A team of researchers from Purdue University and the University of Michigan, both in the U.S., working with colleagues from Hanyang University, Hongik University and the Kumoh National Institute of Technology, all in the Republic of Korea, has developed a type of contact lens with embedded nanoneedles for treating eye diseases. In their paper published in the journal Science Advances, the group describes how they made their contact lens and how well it worked when tested on rabbits.
Current methods of delivering medications to the eye involve therapies that are applied directly to the outer eye or are injected into it. Neither method is optimal—applied medicines do not penetrate deep enough into the eye and injected medicines are painful and often lead to inflammation. In this new effort, the researchers have come up with a new approach—application of a nanoneedle infused contact lens.
The researchers began with the notion of imbedding nanoneedles into the eye that degrade over time, releasing medication—and the nanoneedles would be so small that they would not cause pain or discomfort. To get the nanoneedles into the eye, they would attach them to a contact lens that would dissolve soon after application to the eye.
The researchers began with the nanoneedles—they grew them using a silicon base, which ensured they would take a long time to dissolve in the eye. They also made them very small—10 times smaller than any that had been tried before. They also developed a unique way to make them, it involved growing the nanoneedles from a silicon and medication mix, then applying a polymer layer to crack them where they joined the silicon base. This involved coating the tiny needles with polymethyl methacrylate. Then the polymer was peeled off the wafer base. The researchers next coated the base of the nanoneedles with another polymer and then removed the first layer. That left the needles embedded in the second polymer material. Once the design was confirmed, the researchers repeated the process in a way that resulted in the base being formed into a contact-lens shape. The final step involved adding a second medication to the lens—one that would be applied to the eye all-at-once as the base dissolved.

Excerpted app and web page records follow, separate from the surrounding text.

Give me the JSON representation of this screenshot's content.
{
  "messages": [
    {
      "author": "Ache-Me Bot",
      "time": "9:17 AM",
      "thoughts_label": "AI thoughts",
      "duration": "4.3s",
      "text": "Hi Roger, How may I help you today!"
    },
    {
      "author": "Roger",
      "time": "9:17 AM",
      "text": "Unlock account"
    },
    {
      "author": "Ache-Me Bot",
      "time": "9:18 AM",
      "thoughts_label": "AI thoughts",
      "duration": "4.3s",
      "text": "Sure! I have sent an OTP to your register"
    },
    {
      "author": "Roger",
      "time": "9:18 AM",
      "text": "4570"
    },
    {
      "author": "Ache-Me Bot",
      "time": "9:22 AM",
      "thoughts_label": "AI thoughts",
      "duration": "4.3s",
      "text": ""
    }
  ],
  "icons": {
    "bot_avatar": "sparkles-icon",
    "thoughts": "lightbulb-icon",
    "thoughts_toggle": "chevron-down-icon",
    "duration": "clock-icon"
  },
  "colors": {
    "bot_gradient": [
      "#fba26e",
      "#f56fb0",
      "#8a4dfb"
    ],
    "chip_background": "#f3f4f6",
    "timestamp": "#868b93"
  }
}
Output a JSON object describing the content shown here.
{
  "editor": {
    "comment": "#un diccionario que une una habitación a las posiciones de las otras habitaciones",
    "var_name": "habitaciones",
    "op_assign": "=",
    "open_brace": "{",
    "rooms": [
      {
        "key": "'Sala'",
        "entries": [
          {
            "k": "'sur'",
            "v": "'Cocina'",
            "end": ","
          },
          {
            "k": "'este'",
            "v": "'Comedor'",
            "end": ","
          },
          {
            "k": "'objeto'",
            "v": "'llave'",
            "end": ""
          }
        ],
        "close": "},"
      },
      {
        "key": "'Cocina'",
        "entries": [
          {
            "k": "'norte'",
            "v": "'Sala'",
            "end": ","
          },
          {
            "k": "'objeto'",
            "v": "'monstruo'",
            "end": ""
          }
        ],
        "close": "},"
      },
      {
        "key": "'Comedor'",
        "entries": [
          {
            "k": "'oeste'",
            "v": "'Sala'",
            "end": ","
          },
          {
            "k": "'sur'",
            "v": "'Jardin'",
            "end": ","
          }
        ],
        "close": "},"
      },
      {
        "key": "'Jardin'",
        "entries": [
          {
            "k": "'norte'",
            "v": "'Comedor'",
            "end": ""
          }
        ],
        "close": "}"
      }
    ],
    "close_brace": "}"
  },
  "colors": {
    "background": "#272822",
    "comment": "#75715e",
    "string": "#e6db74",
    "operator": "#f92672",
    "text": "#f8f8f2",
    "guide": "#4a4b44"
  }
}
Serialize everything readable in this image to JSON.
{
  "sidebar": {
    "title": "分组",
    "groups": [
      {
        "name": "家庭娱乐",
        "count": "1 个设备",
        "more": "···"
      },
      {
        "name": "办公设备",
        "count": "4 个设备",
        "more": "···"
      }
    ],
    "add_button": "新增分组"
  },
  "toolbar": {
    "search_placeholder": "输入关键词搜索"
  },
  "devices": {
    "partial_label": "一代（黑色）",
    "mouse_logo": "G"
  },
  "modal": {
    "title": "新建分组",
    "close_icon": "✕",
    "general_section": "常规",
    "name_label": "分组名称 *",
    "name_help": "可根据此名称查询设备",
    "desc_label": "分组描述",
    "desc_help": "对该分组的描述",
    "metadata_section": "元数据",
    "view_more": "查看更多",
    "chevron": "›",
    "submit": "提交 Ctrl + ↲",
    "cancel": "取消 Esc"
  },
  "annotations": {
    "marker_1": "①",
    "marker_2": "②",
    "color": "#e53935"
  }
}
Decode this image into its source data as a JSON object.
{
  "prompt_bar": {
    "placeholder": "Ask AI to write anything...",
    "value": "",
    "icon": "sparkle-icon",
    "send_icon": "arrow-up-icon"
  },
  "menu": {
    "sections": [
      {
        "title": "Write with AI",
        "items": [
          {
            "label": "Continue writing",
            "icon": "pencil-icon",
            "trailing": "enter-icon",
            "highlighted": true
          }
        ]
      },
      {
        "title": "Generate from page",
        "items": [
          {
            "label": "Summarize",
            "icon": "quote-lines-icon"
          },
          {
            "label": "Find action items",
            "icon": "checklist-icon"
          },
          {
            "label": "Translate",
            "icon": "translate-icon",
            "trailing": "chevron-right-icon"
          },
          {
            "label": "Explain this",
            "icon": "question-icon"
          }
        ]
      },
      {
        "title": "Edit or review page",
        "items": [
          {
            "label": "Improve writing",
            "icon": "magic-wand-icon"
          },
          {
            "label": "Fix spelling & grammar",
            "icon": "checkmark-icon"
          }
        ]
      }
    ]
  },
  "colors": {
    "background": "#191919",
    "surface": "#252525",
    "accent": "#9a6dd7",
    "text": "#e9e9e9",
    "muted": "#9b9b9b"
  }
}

The researchers tested their product on rabbit-models and found an almost complete reduction in corneal neovascularization after just 28 days. The group notes that much more work will need to be done before their nanoneedle-based therapy could be used to treat human patients. It will first have to be tested both for efficacy and safety, and also a means for storing the lens once created will need to be developed.